“The rabbits mingled naturally. They did not talk for talking’s sake, in the artificial manner that human beings – and sometimes even their dogs and cats – do. But this did not mean that they were not communicating; merely that they were not communicating by talking.”
― Richard Adams, Watership Down

“I’d rather succeed in doing what we can than fail to do what we can’t.”
― Richard Adams, Watership Down

“Men will never rest till they’ve spoiled the earth and destroyed the animals.”
― Richard Adams, Watership Down

5/5 stars

(I suppose most of my reviews here have been four/five stars. I’m mostly only reviewing my favorite books, not every book I read because I don’t have time for it and I don’t see why bad books should deserve more attention)

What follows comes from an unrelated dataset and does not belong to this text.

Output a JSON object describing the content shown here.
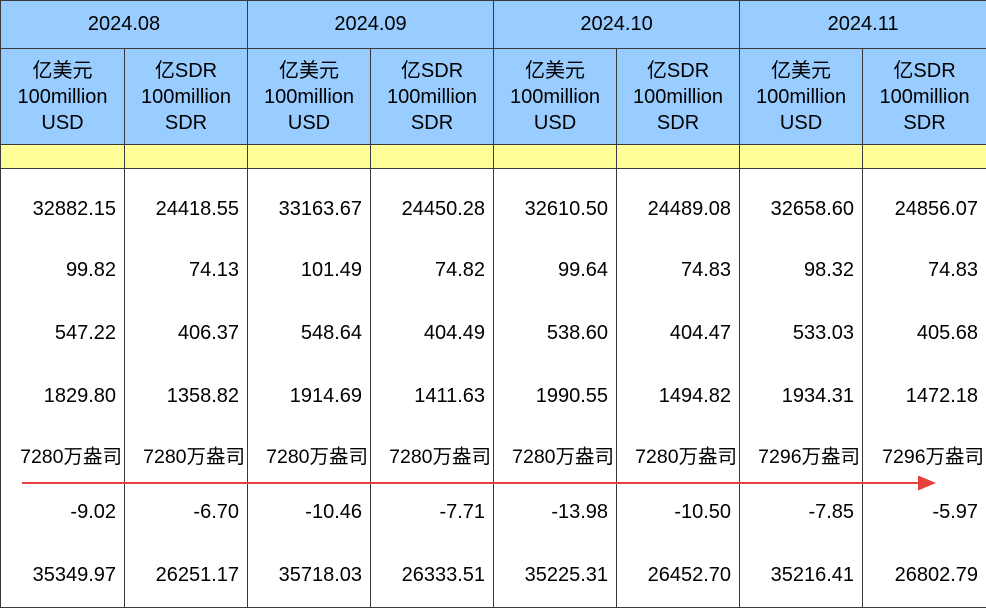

Tips
1.
It’s quite a long book, nearly 500 pages and I think it gets really interesting only after couple of hundred pages so don’t give up on it right away. If you’re planning on buying this, I recommend buying  40th anniversary edition you can see in the pictures above. It’s just gorgeous.
2. 
I think this is a good book for everyone really. There are so many lessons you can learn by reading this: about the corruption of power and about compromises and about good leadership.  And I guess about how evil humans are but that there are always two sides to a coin.
3. 
If you love animal xenofiction, this one is for you and you’ll probably like other books by Richard Adams too, for example, The Plague Dogs and Traveller.
4. 
There’s a follow-up to Watership Down called Tales from Watership Down which Adams finished nearly 20 years after the first book. I warmly recommend reading it if you want to dive deeper into world Adams had created in this first novel.
5.
There’s an animated film and also tv series of Watership Down…both quite sad.

Have you read Watership Down? Thoughts?

//Anastasia